> _Data_:
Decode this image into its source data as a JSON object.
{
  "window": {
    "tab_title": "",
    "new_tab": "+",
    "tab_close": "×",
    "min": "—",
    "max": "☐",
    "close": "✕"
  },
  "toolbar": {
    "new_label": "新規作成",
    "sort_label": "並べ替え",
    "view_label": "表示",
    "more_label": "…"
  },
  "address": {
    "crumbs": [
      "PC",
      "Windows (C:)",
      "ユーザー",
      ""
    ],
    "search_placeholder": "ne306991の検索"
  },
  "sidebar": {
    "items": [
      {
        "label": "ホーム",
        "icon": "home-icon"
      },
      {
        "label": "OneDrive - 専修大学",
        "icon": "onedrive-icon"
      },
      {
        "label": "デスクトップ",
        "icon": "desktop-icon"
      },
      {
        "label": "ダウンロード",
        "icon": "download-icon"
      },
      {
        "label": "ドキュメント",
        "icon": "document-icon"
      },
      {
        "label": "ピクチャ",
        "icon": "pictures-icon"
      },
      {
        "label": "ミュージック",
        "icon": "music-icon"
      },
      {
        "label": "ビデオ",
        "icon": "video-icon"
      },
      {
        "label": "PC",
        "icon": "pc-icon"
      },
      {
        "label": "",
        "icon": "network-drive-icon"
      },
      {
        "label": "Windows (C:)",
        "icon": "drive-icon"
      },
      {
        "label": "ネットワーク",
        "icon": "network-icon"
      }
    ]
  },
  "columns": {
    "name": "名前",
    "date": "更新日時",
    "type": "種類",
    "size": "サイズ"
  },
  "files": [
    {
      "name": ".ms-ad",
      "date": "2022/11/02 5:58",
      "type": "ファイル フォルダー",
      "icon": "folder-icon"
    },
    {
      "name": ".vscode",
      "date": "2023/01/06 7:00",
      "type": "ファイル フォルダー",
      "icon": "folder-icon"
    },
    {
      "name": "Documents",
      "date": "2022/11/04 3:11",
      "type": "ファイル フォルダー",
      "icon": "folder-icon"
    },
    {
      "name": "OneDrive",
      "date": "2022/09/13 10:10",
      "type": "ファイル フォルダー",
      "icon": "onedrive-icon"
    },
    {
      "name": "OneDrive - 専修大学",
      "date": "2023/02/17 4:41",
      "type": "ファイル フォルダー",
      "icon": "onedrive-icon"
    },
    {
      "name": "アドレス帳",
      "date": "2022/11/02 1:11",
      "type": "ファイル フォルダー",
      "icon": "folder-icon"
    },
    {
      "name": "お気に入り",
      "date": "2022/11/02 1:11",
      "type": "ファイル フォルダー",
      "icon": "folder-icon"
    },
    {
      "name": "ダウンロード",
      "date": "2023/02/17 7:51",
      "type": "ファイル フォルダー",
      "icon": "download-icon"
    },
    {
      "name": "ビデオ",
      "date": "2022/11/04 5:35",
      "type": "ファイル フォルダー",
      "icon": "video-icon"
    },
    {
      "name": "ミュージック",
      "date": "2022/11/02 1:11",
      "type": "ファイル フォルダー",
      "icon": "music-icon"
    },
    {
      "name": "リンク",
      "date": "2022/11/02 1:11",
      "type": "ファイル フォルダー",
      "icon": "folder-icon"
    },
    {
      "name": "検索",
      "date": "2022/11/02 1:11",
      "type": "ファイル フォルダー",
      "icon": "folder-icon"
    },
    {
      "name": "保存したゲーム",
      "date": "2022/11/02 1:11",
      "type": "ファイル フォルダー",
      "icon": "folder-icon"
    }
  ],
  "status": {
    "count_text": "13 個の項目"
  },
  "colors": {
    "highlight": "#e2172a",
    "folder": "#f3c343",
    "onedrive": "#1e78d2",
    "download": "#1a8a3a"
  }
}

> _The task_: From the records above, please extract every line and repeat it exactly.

> _Task solution_:
Decode this image into its source data as a JSON object.
{
  "window": {
    "tab_title": "",
    "new_tab": "+",
    "tab_close": "×",
    "min": "—",
    "max": "☐",
    "close": "✕"
  },
  "toolbar": {
    "new_label": "新規作成",
    "sort_label": "並べ替え",
    "view_label": "表示",
    "more_label": "…"
  },
  "address": {
    "crumbs": [
      "PC",
      "Windows (C:)",
      "ユーザー",
      ""
    ],
    "search_placeholder": "ne306991の検索"
  },
  "sidebar": {
    "items": [
      {
        "label": "ホーム",
        "icon": "home-icon"
      },
      {
        "label": "OneDrive - 専修大学",
        "icon": "onedrive-icon"
      },
      {
        "label": "デスクトップ",
        "icon": "desktop-icon"
      },
      {
        "label": "ダウンロード",
        "icon": "download-icon"
      },
      {
        "label": "ドキュメント",
        "icon": "document-icon"
      },
      {
        "label": "ピクチャ",
        "icon": "pictures-icon"
      },
      {
        "label": "ミュージック",
        "icon": "music-icon"
      },
      {
        "label": "ビデオ",
        "icon": "video-icon"
      },
      {
        "label": "PC",
        "icon": "pc-icon"
      },
      {
        "label": "",
        "icon": "network-drive-icon"
      },
      {
        "label": "Windows (C:)",
        "icon": "drive-icon"
      },
      {
        "label": "ネットワーク",
        "icon": "network-icon"
      }
    ]
  },
  "columns": {
    "name": "名前",
    "date": "更新日時",
    "type": "種類",
    "size": "サイズ"
  },
  "files": [
    {
      "name": ".ms-ad",
      "date": "2022/11/02 5:58",
      "type": "ファイル フォルダー",
      "icon": "folder-icon"
    },
    {
      "name": ".vscode",
      "date": "2023/01/06 7:00",
      "type": "ファイル フォルダー",
      "icon": "folder-icon"
    },
    {
      "name": "Documents",
      "date": "2022/11/04 3:11",
      "type": "ファイル フォルダー",
      "icon": "folder-icon"
    },
    {
      "name": "OneDrive",
      "date": "2022/09/13 10:10",
      "type": "ファイル フォルダー",
      "icon": "onedrive-icon"
    },
    {
      "name": "OneDrive - 専修大学",
      "date": "2023/02/17 4:41",
      "type": "ファイル フォルダー",
      "icon": "onedrive-icon"
    },
    {
      "name": "アドレス帳",
      "date": "2022/11/02 1:11",
      "type": "ファイル フォルダー",
      "icon": "folder-icon"
    },
    {
      "name": "お気に入り",
      "date": "2022/11/02 1:11",
      "type": "ファイル フォルダー",
      "icon": "folder-icon"
    },
    {
      "name": "ダウンロード",
      "date": "2023/02/17 7:51",
      "type": "ファイル フォルダー",
      "icon": "download-icon"
    },
    {
      "name": "ビデオ",
      "date": "2022/11/04 5:35",
      "type": "ファイル フォルダー",
      "icon": "video-icon"
    },
    {
      "name": "ミュージック",
      "date": "2022/11/02 1:11",
      "type": "ファイル フォルダー",
      "icon": "music-icon"
    },
    {
      "name": "リンク",
      "date": "2022/11/02 1:11",
      "type": "ファイル フォルダー",
      "icon": "folder-icon"
    },
    {
      "name": "検索",
      "date": "2022/11/02 1:11",
      "type": "ファイル フォルダー",
      "icon": "folder-icon"
    },
    {
      "name": "保存したゲーム",
      "date": "2022/11/02 1:11",
      "type": "ファイル フォルダー",
      "icon": "folder-icon"
    }
  ],
  "status": {
    "count_text": "13 個の項目"
  },
  "colors": {
    "highlight": "#e2172a",
    "folder": "#f3c343",
    "onedrive": "#1e78d2",
    "download": "#1a8a3a"
  }
}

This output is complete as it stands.